    One housewife of sixty, who’d come as a tourist to Ise from her home in Kita Ward, Kobe, said, “And here I’d thought it would be nice to buy Ofuku-mochi sweets instead of Akafuku as my souvenirs. They’re such an institution–you kind of feel betrayed.”


    生きる力

    Posted by Sean at 22:22, October 29th, 2007

    Japan’s Central Council for Education (CCE) is about to release an unsual report: one that backtracks on major proposed policy change that would have provided “breathing room” in education. (That’s essentially a euphemism for not keeping students spent with study and other organized activities from dawn through midnight, which is often what happens when private cram school is tacked onto regular public school.)

    Rearranging public school curricula and instruction to make cram school redundant sounds like a great idea. Unfortunately, when you look at the actual planks in the platform, you can see how trouble resulted:

    However, wave upon wave of criticism was leveled at the policy when the main guidelines were implemented. Due to the decrease in the number of classroom hours, “Students’ fundamental study skills suffered” and “The gaps among individual children’s motivation to learn widened.”

    The CCE report will cite the following points as failings it has identified: (1) The government had not been able to convey to instructors what “life force” referred to and why it was necessary. (2) The platform cited “cultivation of the ability to learn and think for oneself” as symbolic of “life force.” However, this signaled such respect for children’s autonomy that there was an increasing tendency on the part of instructors to hesitate to provide guidance. (3) The platform set up time for comprehensive learning, but how that was defined was not clearly communicated. (4) Classroom time was cut so drastically that there was no longer sufficient time for the acquisition of basic knowledge, and thinking and expressive skills were not cultivated. (5) The new guidelines were not based on the decreased ability of family and community to provide education.

    Airy, nice-sounding abstractions that couldn’t be implemented effectively because they weren’t grounded in concrete requirements–sound familiar?

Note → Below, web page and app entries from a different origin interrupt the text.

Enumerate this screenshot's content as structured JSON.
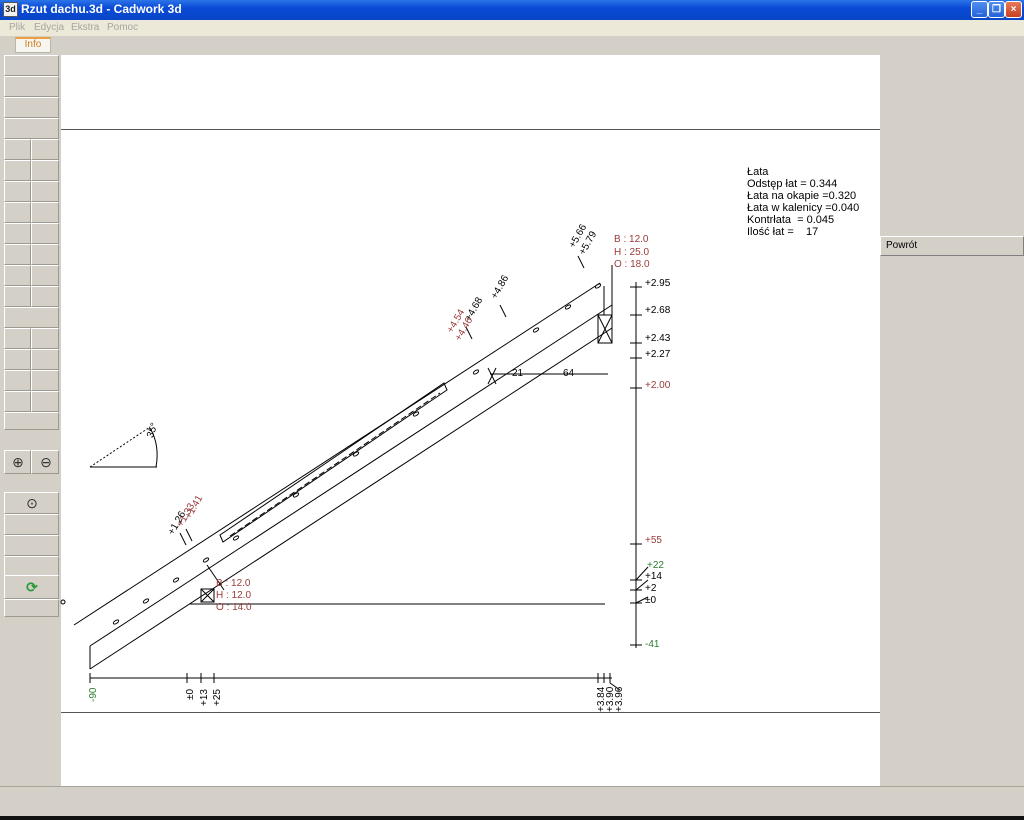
{
  "window": {
    "title": "Rzut dachu.3d - Cadwork 3d",
    "icon": "app-icon"
  },
  "menu": [
    "Plik",
    "Edycja",
    "Ekstra",
    "Pomoc"
  ],
  "tab": {
    "info_label": "Info"
  },
  "toolbar": {
    "icons": [
      "zoom-in-icon",
      "zoom-out-icon",
      "zoom-window-icon",
      "refresh-icon"
    ]
  },
  "right_panel": {
    "back_label": "Powrót"
  },
  "info": {
    "title": "Łata",
    "lines": [
      "Odstęp łat = 0.344",
      "Łata na okapie =0.320",
      "Łata w kalenicy =0.040",
      "Kontrłata  = 0.045",
      "Ilość łat =    17"
    ]
  },
  "drawing": {
    "angle_label": "35°",
    "ridge_section": {
      "b": "B : 12.0",
      "h": "H : 25.0",
      "o": "O : 18.0"
    },
    "eave_section": {
      "b": "B : 12.0",
      "h": "H : 12.0",
      "o": "O : 14.0"
    },
    "horizontal_dims": {
      "a": "21",
      "b": "64"
    },
    "right_scale": [
      "+2.95",
      "+2.68",
      "+2.43",
      "+2.27",
      "+2.00",
      "+55",
      "+22",
      "+14",
      "+2",
      "±0",
      "-41"
    ],
    "bottom_scale": [
      "-90",
      "±0",
      "+13",
      "+25",
      "+3.84",
      "+3.90",
      "+3.96"
    ],
    "slope_labels_top": [
      "+5.66",
      "+5.79",
      "+4.86",
      "+4.68",
      "+4.54",
      "+4.46"
    ],
    "slope_labels_bottom": [
      "+1.41",
      "+1.33",
      "+1.26"
    ]
  }
}
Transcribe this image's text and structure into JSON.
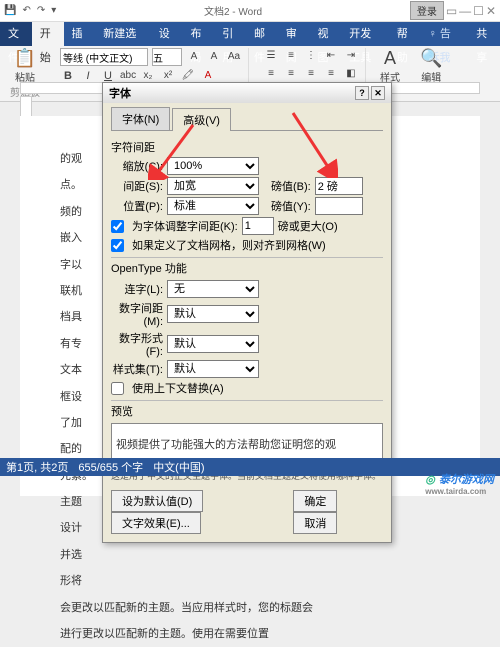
{
  "window": {
    "title": "文档2 - Word",
    "login": "登录"
  },
  "menu": {
    "file": "文件",
    "home": "开始",
    "insert": "插入",
    "addin": "新建选项卡",
    "design": "设计",
    "layout": "布局",
    "ref": "引用",
    "mail": "邮件",
    "review": "审阅",
    "view": "视图",
    "dev": "开发工具",
    "help": "帮助",
    "tellme": "告诉我",
    "share": "共享"
  },
  "ribbon": {
    "font_name": "等线 (中文正文)",
    "font_size": "五",
    "paste": "粘贴",
    "clipboard": "剪贴板",
    "styles": "样式",
    "editing": "编辑"
  },
  "doc_lines": [
    "",
    "的观",
    "点。",
    "频的",
    "嵌入",
    "字以",
    "联机",
    "档具",
    "有专",
    "文本",
    "框设",
    "了加",
    "配的",
    "元素。",
    "主题",
    "设计",
    "并选",
    "形将",
    "会更改以匹配新的主题。当应用样式时，您的标题会",
    "进行更改以匹配新的主题。使用在需要位置"
  ],
  "dialog": {
    "title": "字体",
    "tab_font": "字体(N)",
    "tab_adv": "高级(V)",
    "section_spacing": "字符间距",
    "scale_lbl": "缩放(C):",
    "scale_val": "100%",
    "spacing_lbl": "间距(S):",
    "spacing_val": "加宽",
    "spacing_pt_lbl": "磅值(B):",
    "spacing_pt": "2 磅",
    "position_lbl": "位置(P):",
    "position_val": "标准",
    "position_pt_lbl": "磅值(Y):",
    "position_pt": "",
    "kerning": "为字体调整字间距(K):",
    "kerning_suffix": "磅或更大(O)",
    "grid": "如果定义了文档网格，则对齐到网格(W)",
    "section_ot": "OpenType 功能",
    "lig_lbl": "连字(L):",
    "lig_val": "无",
    "numspc_lbl": "数字间距(M):",
    "numspc_val": "默认",
    "numform_lbl": "数字形式(F):",
    "numform_val": "默认",
    "styset_lbl": "样式集(T):",
    "styset_val": "默认",
    "context": "使用上下文替换(A)",
    "preview_lbl": "预览",
    "preview_text": "视频提供了功能强大的方法帮助您证明您的观",
    "hint": "这是用于中文的正文主题字体。当前文档主题定义将使用哪种字体。",
    "defaults": "设为默认值(D)",
    "texteffects": "文字效果(E)...",
    "ok": "确定",
    "cancel": "取消"
  },
  "status": {
    "page": "第1页, 共2页",
    "words": "655/655 个字",
    "lang": "中文(中国)"
  },
  "watermark": "泰尔游戏网"
}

One thing it’s important to bear in mind is that that whole “life force” thing, which sounds as insubstantial as “self-esteem” when rendered into English, is by no means a New Age joke in Japan, where suicide among the young is high and researchers are constantly reporting that they meet a lot of exhausted and listless children. “Comprehensive learning” is also more than chic theory in an education system that has been known for feeding students lots of discrete facts but teaching them little in the way of how to synthesize them and weigh new evidence.

    It isn’t clear from the Yomiuri article how the CCE plans to move forward. It’s stated, without elaboration, toward the end of the article that the council plans to retain the “life force” guidelines while specifying more clearly how it’s to be guaranteed that classroom hours and moral/ethical education will be sufficient. It remains to be seen whether the revised guidelines will help teachers find the sweet spot between being authoritative and fostering inquisitiveness.

    Added on 31 October: The Yomiuri English edition actually had a version of the article cited above. There’s a follow-up today on the concrete proposed changes, too.